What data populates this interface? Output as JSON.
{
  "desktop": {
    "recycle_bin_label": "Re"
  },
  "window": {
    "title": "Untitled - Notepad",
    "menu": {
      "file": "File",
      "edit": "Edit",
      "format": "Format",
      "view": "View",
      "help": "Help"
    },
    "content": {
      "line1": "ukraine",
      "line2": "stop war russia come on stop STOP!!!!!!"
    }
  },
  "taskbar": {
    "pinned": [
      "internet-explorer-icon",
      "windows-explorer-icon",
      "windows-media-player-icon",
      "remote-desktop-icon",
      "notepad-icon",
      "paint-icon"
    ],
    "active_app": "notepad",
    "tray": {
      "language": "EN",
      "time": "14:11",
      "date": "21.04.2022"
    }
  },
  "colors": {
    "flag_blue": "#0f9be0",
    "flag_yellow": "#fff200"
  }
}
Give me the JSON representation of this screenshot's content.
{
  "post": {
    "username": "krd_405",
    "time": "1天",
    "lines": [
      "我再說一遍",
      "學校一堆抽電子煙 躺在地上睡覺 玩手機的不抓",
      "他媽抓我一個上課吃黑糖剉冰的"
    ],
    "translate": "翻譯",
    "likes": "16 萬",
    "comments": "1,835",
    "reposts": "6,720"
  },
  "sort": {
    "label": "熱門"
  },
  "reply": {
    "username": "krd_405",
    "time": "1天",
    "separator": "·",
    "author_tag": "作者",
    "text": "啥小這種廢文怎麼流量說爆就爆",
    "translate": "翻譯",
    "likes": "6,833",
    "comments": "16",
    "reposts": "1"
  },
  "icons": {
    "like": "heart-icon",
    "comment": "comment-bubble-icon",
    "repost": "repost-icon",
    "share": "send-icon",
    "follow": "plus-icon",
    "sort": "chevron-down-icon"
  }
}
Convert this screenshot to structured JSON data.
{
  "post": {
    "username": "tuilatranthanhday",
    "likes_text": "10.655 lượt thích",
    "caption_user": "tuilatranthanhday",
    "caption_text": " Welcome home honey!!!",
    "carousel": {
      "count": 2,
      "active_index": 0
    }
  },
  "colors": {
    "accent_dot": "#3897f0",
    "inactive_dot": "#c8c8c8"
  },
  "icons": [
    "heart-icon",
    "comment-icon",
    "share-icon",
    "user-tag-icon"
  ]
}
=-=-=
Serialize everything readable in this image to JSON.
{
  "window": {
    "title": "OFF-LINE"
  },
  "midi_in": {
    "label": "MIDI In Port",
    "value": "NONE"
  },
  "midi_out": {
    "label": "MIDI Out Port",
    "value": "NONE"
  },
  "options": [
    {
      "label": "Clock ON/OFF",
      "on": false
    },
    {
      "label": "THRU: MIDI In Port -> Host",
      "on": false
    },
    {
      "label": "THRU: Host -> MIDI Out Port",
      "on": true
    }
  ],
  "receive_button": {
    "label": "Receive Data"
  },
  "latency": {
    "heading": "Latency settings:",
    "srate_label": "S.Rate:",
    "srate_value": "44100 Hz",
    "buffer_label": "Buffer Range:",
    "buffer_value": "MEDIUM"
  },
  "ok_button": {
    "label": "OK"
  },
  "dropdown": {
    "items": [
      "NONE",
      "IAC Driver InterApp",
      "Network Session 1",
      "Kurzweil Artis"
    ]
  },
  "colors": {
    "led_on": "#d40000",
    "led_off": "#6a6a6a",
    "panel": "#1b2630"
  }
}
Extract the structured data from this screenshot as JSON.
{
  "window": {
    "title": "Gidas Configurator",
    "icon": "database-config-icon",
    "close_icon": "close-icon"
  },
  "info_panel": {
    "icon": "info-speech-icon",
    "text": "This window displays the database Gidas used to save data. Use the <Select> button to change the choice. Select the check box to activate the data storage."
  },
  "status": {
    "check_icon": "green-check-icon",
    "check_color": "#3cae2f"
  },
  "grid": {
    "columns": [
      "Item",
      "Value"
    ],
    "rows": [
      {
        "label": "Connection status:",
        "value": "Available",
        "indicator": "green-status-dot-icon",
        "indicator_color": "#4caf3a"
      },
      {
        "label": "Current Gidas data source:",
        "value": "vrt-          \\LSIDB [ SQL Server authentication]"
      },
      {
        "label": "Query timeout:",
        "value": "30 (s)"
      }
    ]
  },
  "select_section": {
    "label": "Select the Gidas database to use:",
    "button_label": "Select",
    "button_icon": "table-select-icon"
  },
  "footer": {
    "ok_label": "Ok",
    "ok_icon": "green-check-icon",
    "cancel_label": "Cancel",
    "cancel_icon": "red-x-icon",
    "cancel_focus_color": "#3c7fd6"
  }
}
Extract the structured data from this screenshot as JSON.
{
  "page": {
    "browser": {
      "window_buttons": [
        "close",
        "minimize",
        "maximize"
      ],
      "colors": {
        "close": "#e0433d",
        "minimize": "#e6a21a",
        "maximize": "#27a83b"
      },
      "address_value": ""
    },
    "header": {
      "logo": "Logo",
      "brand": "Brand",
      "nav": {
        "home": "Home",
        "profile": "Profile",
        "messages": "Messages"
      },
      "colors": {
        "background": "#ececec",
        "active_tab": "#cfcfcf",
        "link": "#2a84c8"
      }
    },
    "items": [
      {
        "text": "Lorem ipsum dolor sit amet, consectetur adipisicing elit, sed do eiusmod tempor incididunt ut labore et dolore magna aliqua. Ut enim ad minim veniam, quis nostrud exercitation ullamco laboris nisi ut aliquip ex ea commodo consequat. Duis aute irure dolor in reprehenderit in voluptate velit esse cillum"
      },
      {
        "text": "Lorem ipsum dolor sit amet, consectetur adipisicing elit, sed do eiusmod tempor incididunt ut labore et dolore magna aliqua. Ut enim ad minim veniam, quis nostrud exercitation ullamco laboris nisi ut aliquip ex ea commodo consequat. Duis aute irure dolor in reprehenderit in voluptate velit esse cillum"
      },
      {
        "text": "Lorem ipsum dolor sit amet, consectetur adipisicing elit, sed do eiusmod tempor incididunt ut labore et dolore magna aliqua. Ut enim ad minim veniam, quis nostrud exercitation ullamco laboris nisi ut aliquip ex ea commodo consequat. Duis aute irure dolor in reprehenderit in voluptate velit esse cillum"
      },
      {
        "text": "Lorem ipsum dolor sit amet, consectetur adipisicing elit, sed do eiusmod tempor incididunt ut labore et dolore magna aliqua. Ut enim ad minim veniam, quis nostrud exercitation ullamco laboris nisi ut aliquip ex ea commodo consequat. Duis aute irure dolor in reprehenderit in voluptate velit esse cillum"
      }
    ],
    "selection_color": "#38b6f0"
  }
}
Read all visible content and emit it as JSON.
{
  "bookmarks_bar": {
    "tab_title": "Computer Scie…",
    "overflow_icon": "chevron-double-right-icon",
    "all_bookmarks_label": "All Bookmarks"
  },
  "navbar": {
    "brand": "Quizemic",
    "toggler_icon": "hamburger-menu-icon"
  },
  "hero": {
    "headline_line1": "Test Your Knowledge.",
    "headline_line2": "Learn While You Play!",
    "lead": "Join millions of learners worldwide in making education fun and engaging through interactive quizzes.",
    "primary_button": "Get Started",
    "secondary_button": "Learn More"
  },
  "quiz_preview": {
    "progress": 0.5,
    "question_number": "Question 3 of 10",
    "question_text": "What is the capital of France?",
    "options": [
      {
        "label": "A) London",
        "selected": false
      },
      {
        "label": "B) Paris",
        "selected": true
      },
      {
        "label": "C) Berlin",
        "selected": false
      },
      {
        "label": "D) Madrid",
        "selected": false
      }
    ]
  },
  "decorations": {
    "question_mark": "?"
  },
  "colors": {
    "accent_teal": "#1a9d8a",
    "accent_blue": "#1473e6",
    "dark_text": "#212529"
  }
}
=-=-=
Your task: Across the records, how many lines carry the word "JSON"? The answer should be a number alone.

Task answer: 7